::: Task inputs

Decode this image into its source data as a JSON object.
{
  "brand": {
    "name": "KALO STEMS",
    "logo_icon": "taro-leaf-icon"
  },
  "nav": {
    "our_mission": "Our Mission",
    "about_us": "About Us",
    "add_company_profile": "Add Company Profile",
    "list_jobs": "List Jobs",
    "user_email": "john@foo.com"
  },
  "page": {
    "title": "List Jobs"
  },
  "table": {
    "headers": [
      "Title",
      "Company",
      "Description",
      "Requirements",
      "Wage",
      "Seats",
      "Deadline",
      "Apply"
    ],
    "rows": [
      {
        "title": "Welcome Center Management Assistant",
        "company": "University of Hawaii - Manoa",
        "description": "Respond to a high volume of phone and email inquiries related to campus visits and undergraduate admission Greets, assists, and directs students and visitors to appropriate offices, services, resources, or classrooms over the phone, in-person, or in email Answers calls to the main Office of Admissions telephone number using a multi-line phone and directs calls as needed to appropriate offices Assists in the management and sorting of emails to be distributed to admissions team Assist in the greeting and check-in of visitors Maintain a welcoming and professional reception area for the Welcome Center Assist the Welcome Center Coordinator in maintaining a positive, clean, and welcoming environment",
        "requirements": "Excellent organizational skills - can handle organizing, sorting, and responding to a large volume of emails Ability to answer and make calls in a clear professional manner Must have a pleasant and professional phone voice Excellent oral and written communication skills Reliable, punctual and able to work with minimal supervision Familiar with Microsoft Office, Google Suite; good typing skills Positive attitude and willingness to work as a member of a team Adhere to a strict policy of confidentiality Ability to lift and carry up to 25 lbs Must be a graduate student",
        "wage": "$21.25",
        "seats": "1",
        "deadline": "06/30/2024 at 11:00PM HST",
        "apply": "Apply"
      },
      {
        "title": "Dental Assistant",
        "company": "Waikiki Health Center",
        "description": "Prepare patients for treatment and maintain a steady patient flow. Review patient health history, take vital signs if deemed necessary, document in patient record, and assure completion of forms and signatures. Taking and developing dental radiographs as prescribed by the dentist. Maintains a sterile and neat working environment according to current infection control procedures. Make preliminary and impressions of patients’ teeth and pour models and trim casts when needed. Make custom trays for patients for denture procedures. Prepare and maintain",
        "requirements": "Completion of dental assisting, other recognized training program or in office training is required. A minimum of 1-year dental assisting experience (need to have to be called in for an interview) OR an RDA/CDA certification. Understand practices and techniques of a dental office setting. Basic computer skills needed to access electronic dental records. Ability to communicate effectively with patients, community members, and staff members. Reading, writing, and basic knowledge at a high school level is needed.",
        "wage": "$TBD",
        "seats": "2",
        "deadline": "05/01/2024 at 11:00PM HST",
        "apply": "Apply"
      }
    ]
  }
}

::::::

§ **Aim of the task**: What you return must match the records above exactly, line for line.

§ **Finished exercise**:
Decode this image into its source data as a JSON object.
{
  "brand": {
    "name": "KALO STEMS",
    "logo_icon": "taro-leaf-icon"
  },
  "nav": {
    "our_mission": "Our Mission",
    "about_us": "About Us",
    "add_company_profile": "Add Company Profile",
    "list_jobs": "List Jobs",
    "user_email": "john@foo.com"
  },
  "page": {
    "title": "List Jobs"
  },
  "table": {
    "headers": [
      "Title",
      "Company",
      "Description",
      "Requirements",
      "Wage",
      "Seats",
      "Deadline",
      "Apply"
    ],
    "rows": [
      {
        "title": "Welcome Center Management Assistant",
        "company": "University of Hawaii - Manoa",
        "description": "Respond to a high volume of phone and email inquiries related to campus visits and undergraduate admission Greets, assists, and directs students and visitors to appropriate offices, services, resources, or classrooms over the phone, in-person, or in email Answers calls to the main Office of Admissions telephone number using a multi-line phone and directs calls as needed to appropriate offices Assists in the management and sorting of emails to be distributed to admissions team Assist in the greeting and check-in of visitors Maintain a welcoming and professional reception area for the Welcome Center Assist the Welcome Center Coordinator in maintaining a positive, clean, and welcoming environment",
        "requirements": "Excellent organizational skills - can handle organizing, sorting, and responding to a large volume of emails Ability to answer and make calls in a clear professional manner Must have a pleasant and professional phone voice Excellent oral and written communication skills Reliable, punctual and able to work with minimal supervision Familiar with Microsoft Office, Google Suite; good typing skills Positive attitude and willingness to work as a member of a team Adhere to a strict policy of confidentiality Ability to lift and carry up to 25 lbs Must be a graduate student",
        "wage": "$21.25",
        "seats": "1",
        "deadline": "06/30/2024 at 11:00PM HST",
        "apply": "Apply"
      },
      {
        "title": "Dental Assistant",
        "company": "Waikiki Health Center",
        "description": "Prepare patients for treatment and maintain a steady patient flow. Review patient health history, take vital signs if deemed necessary, document in patient record, and assure completion of forms and signatures. Taking and developing dental radiographs as prescribed by the dentist. Maintains a sterile and neat working environment according to current infection control procedures. Make preliminary and impressions of patients’ teeth and pour models and trim casts when needed. Make custom trays for patients for denture procedures. Prepare and maintain",
        "requirements": "Completion of dental assisting, other recognized training program or in office training is required. A minimum of 1-year dental assisting experience (need to have to be called in for an interview) OR an RDA/CDA certification. Understand practices and techniques of a dental office setting. Basic computer skills needed to access electronic dental records. Ability to communicate effectively with patients, community members, and staff members. Reading, writing, and basic knowledge at a high school level is needed.",
        "wage": "$TBD",
        "seats": "2",
        "deadline": "05/01/2024 at 11:00PM HST",
        "apply": "Apply"
      }
    ]
  }
}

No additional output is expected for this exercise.